It was a nice ride otherwise. Our guide, Eduardo, didn't speak a lick of English, and we don't speak any Spanish, so most of our communication was done through miming. He pointed out the wildlife as we went along. The best thing we spotted was a toucan in a tree just a few feet away. At first, I wasn't sure what Eduardo wanted us to look at; he was pointing and flapping like crazy, but the rainforest is so visually busy that I wasn't seeing anything. When I did finally pick out the toucan, I was heartened to see that this guy looked just like Toucan Sam, making up for the woodpecker that didn't look anything like Woody. We also rode right through a pasture of grazing cows. Some of them had to move out of the way to let us through. I suppose that's the closest I'll ever come to being a cattle rancher.
That night, we visited the natural hot springs at a fancy resort called Tabacón. What a treat, especially for our sore, horse-riding butts. The water was so hot and soothing, heated by the volcano, and you could have your shoulders massaged by sitting under the falls. I actually couldn't handle the pressure and kept worrying about losing my suit, but Paul loved it.
After the soak, we ate at the resort's buffet. Tabacón is such a fancy place, rivaling the best that Cancun has to offer. It's also one of the most expensive. A stay there is like $400 a night during peak season, compared with the Volcano Lodge's $100 a night. Here's a picture of the hot springs in the daytime.
The next day was our last full one in Costa Rica. We spent the morning on a guided tour of the hanging bridges of Arenal. On the way to the area, our guide spotted a family of coatis on the road, and we stopped to take pictures. Coatis are raccoon cousins.
The hike around the bridges was really cool. Some of the bridges swayed as we walked across, much to my delight, but some people on our tour definitely didn't enjoy that part.
We saw a well-camouflaged toad and a long line of leafcutter ants that were carrying leaf bits back to their home, but that was about it for the wildlife. We also saw a fichus tree that was the size of old redwood or oak trees. I wondered: If I were to transplant my houseplants to the Costa Rican rainforest, would they all eventually grow to be thousands of times their size? Cool thought. Here's the awesome view from one of the bridges.
And here's the view from within the forest.

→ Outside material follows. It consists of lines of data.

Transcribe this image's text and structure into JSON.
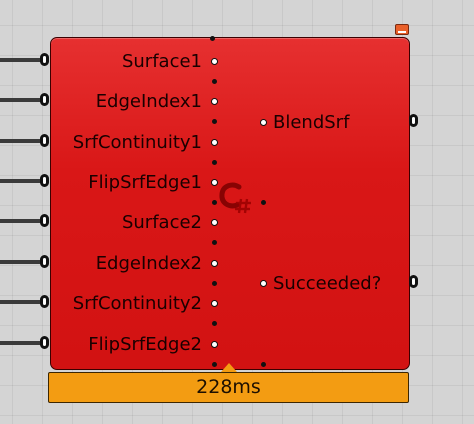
{
  "component": {
    "icon": "csharp-script-icon",
    "colors": {
      "body": "#d91717",
      "timing_bar": "#f39c12",
      "preview_flag": "#e9602a"
    },
    "inputs": [
      {
        "label": "Surface1"
      },
      {
        "label": "EdgeIndex1"
      },
      {
        "label": "SrfContinuity1"
      },
      {
        "label": "FlipSrfEdge1"
      },
      {
        "label": "Surface2"
      },
      {
        "label": "EdgeIndex2"
      },
      {
        "label": "SrfContinuity2"
      },
      {
        "label": "FlipSrfEdge2"
      }
    ],
    "outputs": [
      {
        "label": "BlendSrf"
      },
      {
        "label": "Succeeded?"
      }
    ],
    "timing": "228ms"
  }
}
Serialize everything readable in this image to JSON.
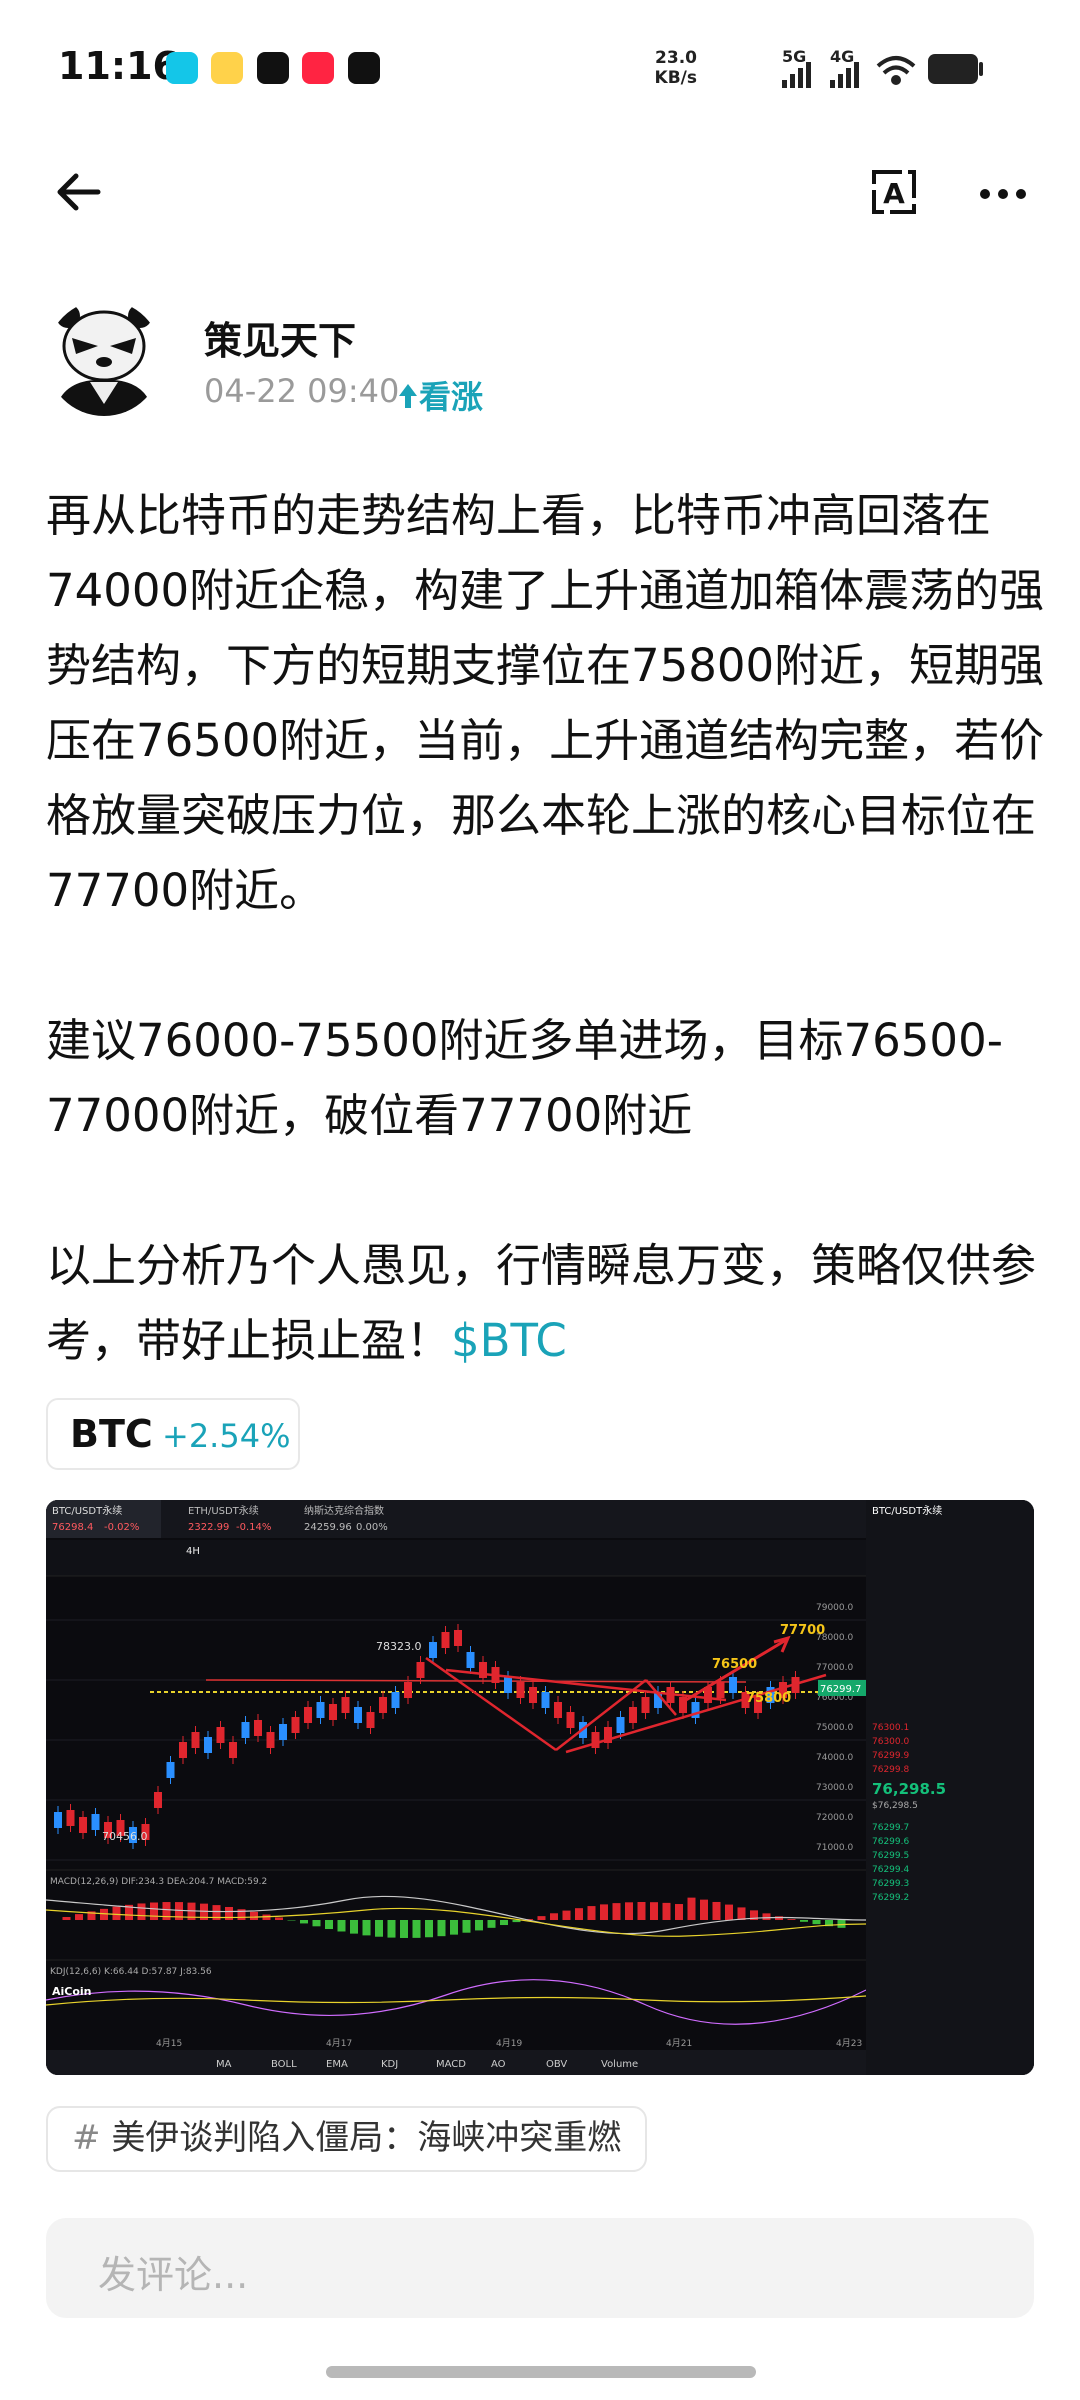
{
  "status": {
    "time": "11:16",
    "net_speed_value": "23.0",
    "net_speed_unit": "KB/s",
    "signal1": "5G",
    "signal2": "4G",
    "app_icons": [
      "lanxin-icon",
      "weibo-icon",
      "capcut-icon",
      "xiaohongshu-icon",
      "tiktok-icon"
    ]
  },
  "header": {
    "back_icon": "back-arrow-icon",
    "translate_icon": "translate-icon",
    "more_icon": "more-icon"
  },
  "author": {
    "name": "策见天下",
    "time": "04-22 09:40",
    "sentiment": "看涨"
  },
  "post": {
    "para1": "再从比特币的走势结构上看，比特币冲高回落在74000附近企稳，构建了上升通道加箱体震荡的强势结构，下方的短期支撑位在75800附近，短期强压在76500附近，当前，上升通道结构完整，若价格放量突破压力位，那么本轮上涨的核心目标位在77700附近。",
    "para2": "建议76000-75500附近多单进场，目标76500-77000附近，破位看77700附近",
    "para3": "以上分析乃个人愚见，行情瞬息万变，策略仅供参考，带好止损止盈！",
    "cashtag": "$BTC"
  },
  "coin": {
    "symbol": "BTC",
    "change": "+2.54%"
  },
  "chart_image": {
    "tab1": "BTC/USDT永续",
    "tab1_price": "76298.4",
    "tab1_change": "-0.02%",
    "tab2": "ETH/USDT永续",
    "tab2_price": "2322.99",
    "tab2_change": "-0.14%",
    "tab3": "纳斯达克综合指数",
    "tab3_price": "24259.96",
    "tab3_change": "0.00%",
    "timeframe": "4H",
    "label_high": "78323.0",
    "label_low": "70456.0",
    "label_76500": "76500",
    "label_77700": "77700",
    "label_75800": "75800",
    "current_price": "76299.7",
    "y_ticks": [
      "79000.0",
      "78000.0",
      "77000.0",
      "76000.0",
      "75000.0",
      "74000.0",
      "73000.0",
      "72000.0",
      "71000.0"
    ],
    "x_ticks": [
      "4月15",
      "4月17",
      "4月19",
      "4月21",
      "4月23"
    ],
    "macd_label": "MACD(12,26,9) DIF:234.3 DEA:204.7 MACD:59.2",
    "kdj_label": "KDJ(12,6,6) K:66.44 D:57.87 J:83.56",
    "indicators": [
      "MA",
      "BOLL",
      "EMA",
      "KDJ",
      "MACD",
      "AO",
      "OBV",
      "Volume"
    ],
    "brand": "AiCoin",
    "side_title": "BTC/USDT永续",
    "side_big_price": "76,298.5",
    "side_small_price": "$76,298.5",
    "side_asks": [
      "76300.1",
      "76300.0",
      "76299.9",
      "76299.8"
    ],
    "side_bids": [
      "76299.7",
      "76299.6",
      "76299.5",
      "76299.4",
      "76299.3",
      "76299.2"
    ]
  },
  "topic": {
    "text": "美伊谈判陷入僵局：海峡冲突重燃"
  },
  "comment": {
    "placeholder": "发评论..."
  },
  "colors": {
    "accent": "#1aa3b8",
    "up": "#e0262e",
    "down": "#2a8fff"
  }
}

The best part of the trip came at the end. We went with DeSafio Adventures on a canyoneering/waterfall rappelling adventure. You basically wade along a river, sometimes ankle-deep, sometimes waist-deep, until you come to a waterfall. Then you rappel down the cliff with the falling water!
At times I found myself dangling from a rope, hundreds of feet in the air with a waterfall pounding on my helmet. Some of the drops were so steep that the tour guides who were waiting at the bottom for us looked like ants (with red helmets on). The largest waterfall was 210 feet tall. We did this for about two hours, getting completely soaked in the process. At one point, it started raining again. I can't tell you how cool it was to be waist-deep in a river in the middle of the rainforest, with rain falling all around you. I wonder if I'll ever get the chance to do something like that ever again in my life.
We flew home the next day, New Year's Eve. Taca was nice enough to put us on an earlier connection (and they didn't even charge a fee) that got us back home just shy of midnight. As I write this from New York a few days later, it is literally 12 degrees outside. It's hard to imagine that in the not-so-distant past, I was in a T-shirt and shorts and soaked to the bone, but still feeling warm and happy. Pura vida!